US20110113953 *Jan 26, 2011May 19, 2011Bae Systems Survivability Systems, LlcLethal threat protection system for a vehicle and method
US20110115255 *Jan 26, 2011May 19, 2011Bae Systems Survivability Systems, LlcLethal threat protection system for a vehicle and method
US20120186428 *Oct 26, 2009Jul 26, 2012Gregory Lucas PeerBlast energy absorption system
US20120255428 *Dec 1, 2010Oct 11, 2012Ceradyne, Inc.V-shaped blast shield for protection against IEDs
US20130062486 *Sep 10, 2012Mar 14, 2013Amikam ShmargadCommon mounting provisions for an armored vehicle
US20150292838 *Apr 13, 2015Oct 15, 2015Plasan Sasa Ltd.Armor coupler
DE3918079A1 *Jun 2, 1989Dec 7, 1989Foster Miller IncVorrichtung zum erhoehen der ueberlebensfaehigkeit einer gepanzerten einrichtung
DE4307160A1 *Mar 6, 1993Sep 8, 1994Wegmann & Co GmbhGepanzertes Kampffahrzeug, insbesondere Kampfpanzer
DE4426082B4 *Jul 22, 1994Aug 4, 2005Giat IndustriesVerfahren und Vorrichtung zur Befestigung von Panzerungselementen an der Wand eines gepanzerten Fahrzeugs
DE19832662A1 *Jul 21, 1998Feb 3, 2000Manfred HeldMine protection for vehicle has linked plate elements between the vehicle and the ground to prevent the armour piercing action of mines
DE19832662C2 *Jul 21, 1998Jul 20, 2000Manfred HeldSchutzvorrichtung gegen Bodenminen
DE102006033962A1 *Jul 22, 2006Jan 24, 2008Bayerische Motoren Werke AgSystem for securing a protection plate on motor vehicle, has sleeve of ballistic protection material between bolt head and support plate
DE102006033962B4 *Jul 22, 2006May 28, 2015Bayerische Motoren Werke AktiengesellschaftSystem zur Verschraubung einer Schutzplatte
EP0271048A2 *Dec 8, 1987Jun 15, 1988IBP Pietzsch GmbHAnchoring device
EP0271048B1 *Dec 8, 1987Mar 11, 1992IBP Pietzsch GmbHAnchoring device
EP0588211A1 *Sep 7, 1993Mar 23, 1994Fmc CorporationModular protection system
EP1574810A1Jan 26, 2005Sep 14, 2005PLASAN - Kibbutz SasaBallistic armor
EP1705452A1Dec 5, 2005Sep 27, 2006Plasan Sasa Agricultural Cooperative Society Ltd.Perforated armor plates

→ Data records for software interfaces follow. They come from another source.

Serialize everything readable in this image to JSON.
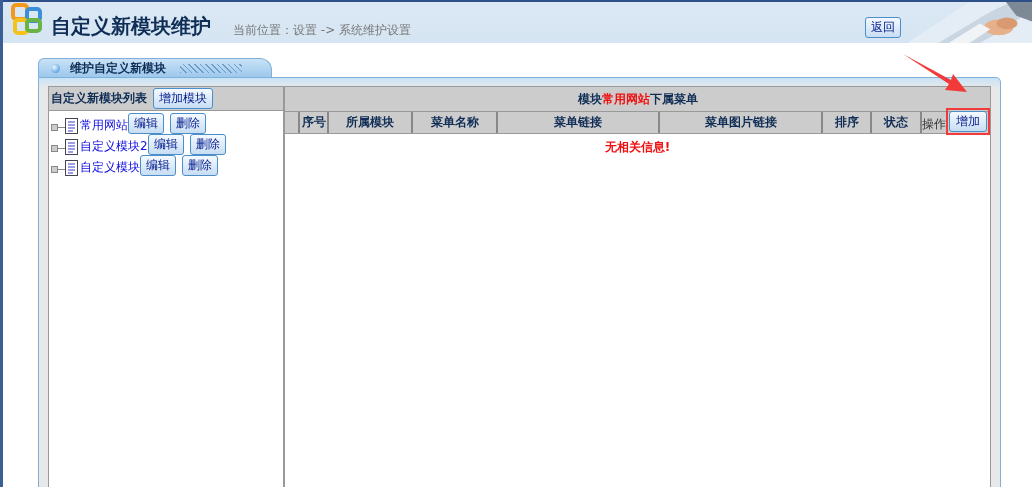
{
  "header": {
    "title": "自定义新模块维护",
    "breadcrumb": "当前位置：设置 -> 系统维护设置",
    "back_button": "返回"
  },
  "panel": {
    "tab": "维护自定义新模块"
  },
  "module_list": {
    "title": "自定义新模块列表",
    "add_button": "增加模块",
    "items": [
      {
        "name": "常用网站",
        "edit": "编辑",
        "delete": "删除"
      },
      {
        "name": "自定义模块2",
        "edit": "编辑",
        "delete": "删除"
      },
      {
        "name": "自定义模块",
        "edit": "编辑",
        "delete": "删除"
      }
    ]
  },
  "menu_table": {
    "title_prefix": "模块",
    "title_module": "常用网站",
    "title_suffix": "下属菜单",
    "columns": [
      "序号",
      "所属模块",
      "菜单名称",
      "菜单链接",
      "菜单图片链接",
      "排序",
      "状态",
      "操作"
    ],
    "add_button": "增加",
    "add_highlighted": true,
    "empty_message": "无相关信息!"
  }
}
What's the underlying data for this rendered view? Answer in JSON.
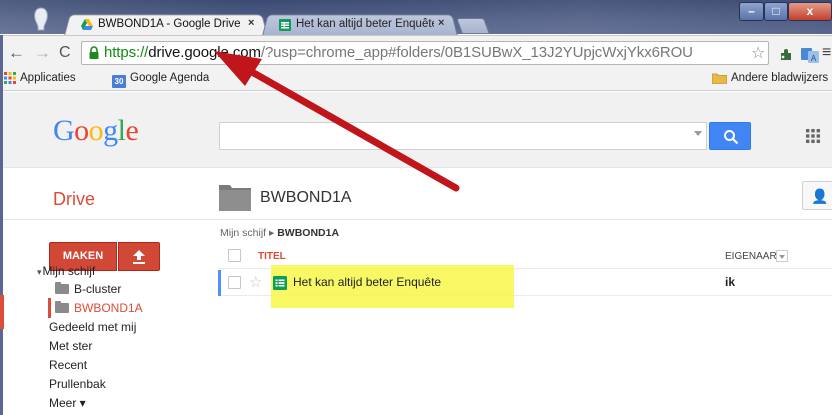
{
  "window": {
    "minimize_label": "–",
    "maximize_label": "□",
    "close_label": "x"
  },
  "tabs": [
    {
      "title": "BWBOND1A - Google Drive",
      "close": "×",
      "icon": "google-drive-icon"
    },
    {
      "title": "Het kan altijd beter Enquête",
      "close": "×",
      "icon": "google-sheets-icon"
    }
  ],
  "toolbar": {
    "url_scheme": "https://",
    "url_host": "drive.google.com",
    "url_rest": "/?usp=chrome_app#folders/0B1SUBwX_13J2YUpjcWxjYkx6ROU",
    "back": "←",
    "forward": "→",
    "reload": "C",
    "star": "☆",
    "menu": "≡"
  },
  "bookmarks": {
    "apps_label": "Applicaties",
    "agenda_badge": "30",
    "agenda_label": "Google Agenda",
    "other_label": "Andere bladwijzers"
  },
  "header": {
    "logo_letters": [
      "G",
      "o",
      "o",
      "g",
      "l",
      "e"
    ],
    "logo_colors": [
      "#4285f4",
      "#ea4335",
      "#fbbc05",
      "#4285f4",
      "#34a853",
      "#ea4335"
    ]
  },
  "drive": {
    "label": "Drive",
    "folder_title": "BWBOND1A",
    "create_label": "MAKEN",
    "breadcrumb_root": "Mijn schijf",
    "breadcrumb_sep": "▸",
    "breadcrumb_current": "BWBOND1A",
    "nav": {
      "my_drive": "Mijn schijf",
      "caret": "▾",
      "bcluster": "B-cluster",
      "bwbond": "BWBOND1A",
      "shared": "Gedeeld met mij",
      "starred": "Met ster",
      "recent": "Recent",
      "trash": "Prullenbak",
      "more": "Meer ▾"
    },
    "table": {
      "col_title": "TITEL",
      "col_owner": "EIGENAAR",
      "rows": [
        {
          "name": "Het kan altijd beter Enquête",
          "owner": "ik",
          "star": "☆"
        }
      ]
    }
  },
  "colors": {
    "accent_red": "#dd4b39",
    "search_blue": "#4285f4",
    "highlight_yellow": "#f7f74a",
    "arrow_red": "#c0161b"
  }
}
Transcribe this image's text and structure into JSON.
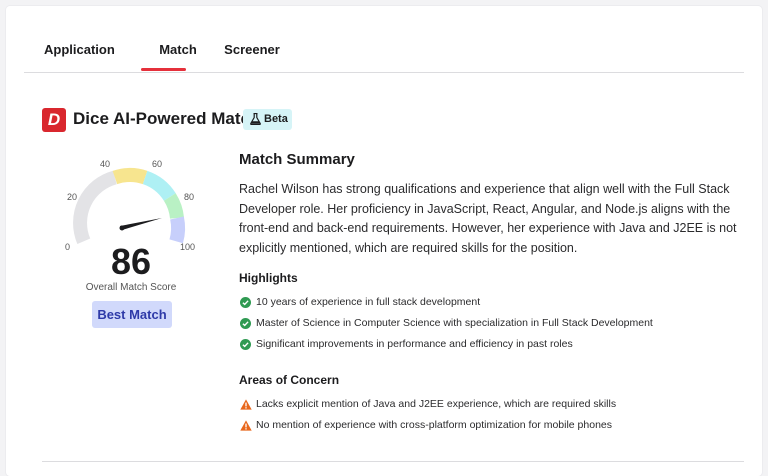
{
  "tabs": [
    {
      "label": "Application",
      "selected": false
    },
    {
      "label": "Match",
      "selected": true
    },
    {
      "label": "Screener",
      "selected": false
    }
  ],
  "header": {
    "logo_icon": "dice-logo-icon",
    "title": "Dice AI-Powered Match",
    "badge": "Beta",
    "badge_icon": "flask-icon"
  },
  "gauge": {
    "ticks": [
      "0",
      "20",
      "40",
      "60",
      "80",
      "100"
    ],
    "score": "86",
    "score_value": 86,
    "label": "Overall Match Score",
    "rating": "Best Match"
  },
  "summary": {
    "title": "Match Summary",
    "text": "Rachel Wilson has strong qualifications and experience that align well with the Full Stack Developer role. Her proficiency in JavaScript, React, Angular, and Node.js aligns with the front-end and back-end requirements. However, her experience with Java and J2EE is not explicitly mentioned, which are required skills for the position."
  },
  "highlights": {
    "title": "Highlights",
    "icon": "check-circle-icon",
    "items": [
      "10 years of experience in full stack development",
      "Master of Science in Computer Science with specialization in Full Stack Development",
      "Significant improvements in performance and efficiency in past roles"
    ]
  },
  "concerns": {
    "title": "Areas of Concern",
    "icon": "warning-triangle-icon",
    "items": [
      "Lacks explicit mention of Java and J2EE experience, which are required skills",
      "No mention of experience with cross-platform optimization for mobile phones"
    ]
  },
  "colors": {
    "accent_red": "#e5303b",
    "gauge_grey": "#e3e3e6",
    "gauge_yellow": "#f7e58f",
    "gauge_cyan": "#aef0f4",
    "gauge_green": "#b9f1c4",
    "gauge_blue": "#c7cffb",
    "check_green": "#2f9a52",
    "warning_orange": "#e8671c"
  }
}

WO2003062735A1 *Jan 15, 2003Jul 31, 2003Krauss-Maffei Wegmann Gmbh & Co. KgArmoured vehicle, especially a combat tank
WO2006022814A3 *Feb 2, 2005Apr 12, 2007United Defense LpPersonnel protective arrangement
WO2008048368A3 *Mar 28, 2007Oct 2, 2008Bae Sys Land & Armaments LpExternal modular assembly
WO2008122792A1 *Apr 7, 2008Oct 16, 2008Gibbs Technologies LimitedArmoured amphibian
WO2009030383A1 *Aug 23, 2008Mar 12, 2009Rheinmetall Landsysteme GmbhModular, adaptable ballistic protective assembly, particularly for a turret
WO2017025725A1 *Aug 5, 2016Feb 16, 2017Np Aerospace LimitedArmoured vehicle
Classifications
U.S. Classification89/36.08, 89/36.17
International ClassificationF41H5/013
Cooperative ClassificationF41H5/013
European ClassificationF41H5/013
Legal Events
DateCodeEventDescription
May 14, 1981ASAssignment
Owner name: UNITED STATES OF AMERICA AS REPRESENTED BY THE SEC
Free format text: ASSIGNMENT OF ASSIGNORS INTEREST.;ASSIGNORS:PAGANO VICTOR H.;SEYFERT WILLIAM J.;REEL/FRAME:003852/0995
Effective date: 19800709